Supplied data START

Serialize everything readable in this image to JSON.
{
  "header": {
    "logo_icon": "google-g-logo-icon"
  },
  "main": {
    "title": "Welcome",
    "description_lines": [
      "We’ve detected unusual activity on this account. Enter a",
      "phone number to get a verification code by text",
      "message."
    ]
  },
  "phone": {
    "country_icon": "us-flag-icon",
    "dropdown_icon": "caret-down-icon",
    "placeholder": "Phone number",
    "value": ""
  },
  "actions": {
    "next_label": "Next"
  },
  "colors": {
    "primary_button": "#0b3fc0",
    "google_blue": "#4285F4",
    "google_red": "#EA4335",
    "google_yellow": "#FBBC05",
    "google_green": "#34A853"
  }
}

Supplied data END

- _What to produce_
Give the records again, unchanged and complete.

- _Solution_
Serialize everything readable in this image to JSON.
{
  "header": {
    "logo_icon": "google-g-logo-icon"
  },
  "main": {
    "title": "Welcome",
    "description_lines": [
      "We’ve detected unusual activity on this account. Enter a",
      "phone number to get a verification code by text",
      "message."
    ]
  },
  "phone": {
    "country_icon": "us-flag-icon",
    "dropdown_icon": "caret-down-icon",
    "placeholder": "Phone number",
    "value": ""
  },
  "actions": {
    "next_label": "Next"
  },
  "colors": {
    "primary_button": "#0b3fc0",
    "google_blue": "#4285F4",
    "google_red": "#EA4335",
    "google_yellow": "#FBBC05",
    "google_green": "#34A853"
  }
}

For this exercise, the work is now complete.